EXERCISE.
When you respond, restate each record exactly as it is given.

::: DATA SHOWN :::

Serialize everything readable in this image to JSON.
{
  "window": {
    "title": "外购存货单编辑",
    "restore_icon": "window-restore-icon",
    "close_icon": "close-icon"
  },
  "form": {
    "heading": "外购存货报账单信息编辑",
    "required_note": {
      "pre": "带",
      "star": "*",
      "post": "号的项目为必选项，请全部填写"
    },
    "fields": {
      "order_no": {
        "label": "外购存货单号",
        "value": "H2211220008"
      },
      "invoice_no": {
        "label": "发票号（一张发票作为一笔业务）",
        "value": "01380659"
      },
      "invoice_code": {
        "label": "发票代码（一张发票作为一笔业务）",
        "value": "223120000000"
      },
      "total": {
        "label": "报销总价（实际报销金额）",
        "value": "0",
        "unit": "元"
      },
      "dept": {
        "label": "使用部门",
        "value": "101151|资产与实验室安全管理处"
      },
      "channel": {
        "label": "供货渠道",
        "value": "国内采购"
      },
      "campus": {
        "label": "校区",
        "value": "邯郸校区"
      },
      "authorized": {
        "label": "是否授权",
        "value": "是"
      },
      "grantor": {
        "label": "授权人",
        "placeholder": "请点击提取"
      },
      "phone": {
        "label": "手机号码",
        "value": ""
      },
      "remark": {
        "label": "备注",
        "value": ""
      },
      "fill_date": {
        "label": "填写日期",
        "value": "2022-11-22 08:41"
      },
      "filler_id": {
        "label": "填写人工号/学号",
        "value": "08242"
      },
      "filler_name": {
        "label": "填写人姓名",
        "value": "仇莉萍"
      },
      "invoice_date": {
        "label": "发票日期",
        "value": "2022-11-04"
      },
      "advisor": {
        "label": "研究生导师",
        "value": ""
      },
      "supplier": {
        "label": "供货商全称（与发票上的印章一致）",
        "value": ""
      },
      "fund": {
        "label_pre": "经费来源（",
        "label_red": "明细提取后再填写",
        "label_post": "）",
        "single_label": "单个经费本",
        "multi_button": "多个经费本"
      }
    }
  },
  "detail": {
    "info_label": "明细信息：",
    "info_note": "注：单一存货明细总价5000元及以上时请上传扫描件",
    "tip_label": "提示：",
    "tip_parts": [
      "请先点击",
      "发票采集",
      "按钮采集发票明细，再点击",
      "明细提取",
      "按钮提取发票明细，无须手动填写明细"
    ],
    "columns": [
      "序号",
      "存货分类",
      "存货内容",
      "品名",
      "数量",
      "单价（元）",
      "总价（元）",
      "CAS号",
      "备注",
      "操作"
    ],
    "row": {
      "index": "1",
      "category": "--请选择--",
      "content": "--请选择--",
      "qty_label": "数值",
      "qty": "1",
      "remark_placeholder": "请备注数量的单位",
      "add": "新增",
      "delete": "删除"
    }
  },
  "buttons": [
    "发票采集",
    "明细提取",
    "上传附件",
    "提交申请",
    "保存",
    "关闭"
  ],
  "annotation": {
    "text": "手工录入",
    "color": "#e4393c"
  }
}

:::

EXERCISE SOLUTION.
Serialize everything readable in this image to JSON.
{
  "window": {
    "title": "外购存货单编辑",
    "restore_icon": "window-restore-icon",
    "close_icon": "close-icon"
  },
  "form": {
    "heading": "外购存货报账单信息编辑",
    "required_note": {
      "pre": "带",
      "star": "*",
      "post": "号的项目为必选项，请全部填写"
    },
    "fields": {
      "order_no": {
        "label": "外购存货单号",
        "value": "H2211220008"
      },
      "invoice_no": {
        "label": "发票号（一张发票作为一笔业务）",
        "value": "01380659"
      },
      "invoice_code": {
        "label": "发票代码（一张发票作为一笔业务）",
        "value": "223120000000"
      },
      "total": {
        "label": "报销总价（实际报销金额）",
        "value": "0",
        "unit": "元"
      },
      "dept": {
        "label": "使用部门",
        "value": "101151|资产与实验室安全管理处"
      },
      "channel": {
        "label": "供货渠道",
        "value": "国内采购"
      },
      "campus": {
        "label": "校区",
        "value": "邯郸校区"
      },
      "authorized": {
        "label": "是否授权",
        "value": "是"
      },
      "grantor": {
        "label": "授权人",
        "placeholder": "请点击提取"
      },
      "phone": {
        "label": "手机号码",
        "value": ""
      },
      "remark": {
        "label": "备注",
        "value": ""
      },
      "fill_date": {
        "label": "填写日期",
        "value": "2022-11-22 08:41"
      },
      "filler_id": {
        "label": "填写人工号/学号",
        "value": "08242"
      },
      "filler_name": {
        "label": "填写人姓名",
        "value": "仇莉萍"
      },
      "invoice_date": {
        "label": "发票日期",
        "value": "2022-11-04"
      },
      "advisor": {
        "label": "研究生导师",
        "value": ""
      },
      "supplier": {
        "label": "供货商全称（与发票上的印章一致）",
        "value": ""
      },
      "fund": {
        "label_pre": "经费来源（",
        "label_red": "明细提取后再填写",
        "label_post": "）",
        "single_label": "单个经费本",
        "multi_button": "多个经费本"
      }
    }
  },
  "detail": {
    "info_label": "明细信息：",
    "info_note": "注：单一存货明细总价5000元及以上时请上传扫描件",
    "tip_label": "提示：",
    "tip_parts": [
      "请先点击",
      "发票采集",
      "按钮采集发票明细，再点击",
      "明细提取",
      "按钮提取发票明细，无须手动填写明细"
    ],
    "columns": [
      "序号",
      "存货分类",
      "存货内容",
      "品名",
      "数量",
      "单价（元）",
      "总价（元）",
      "CAS号",
      "备注",
      "操作"
    ],
    "row": {
      "index": "1",
      "category": "--请选择--",
      "content": "--请选择--",
      "qty_label": "数值",
      "qty": "1",
      "remark_placeholder": "请备注数量的单位",
      "add": "新增",
      "delete": "删除"
    }
  },
  "buttons": [
    "发票采集",
    "明细提取",
    "上传附件",
    "提交申请",
    "保存",
    "关闭"
  ],
  "annotation": {
    "text": "手工录入",
    "color": "#e4393c"
  }
}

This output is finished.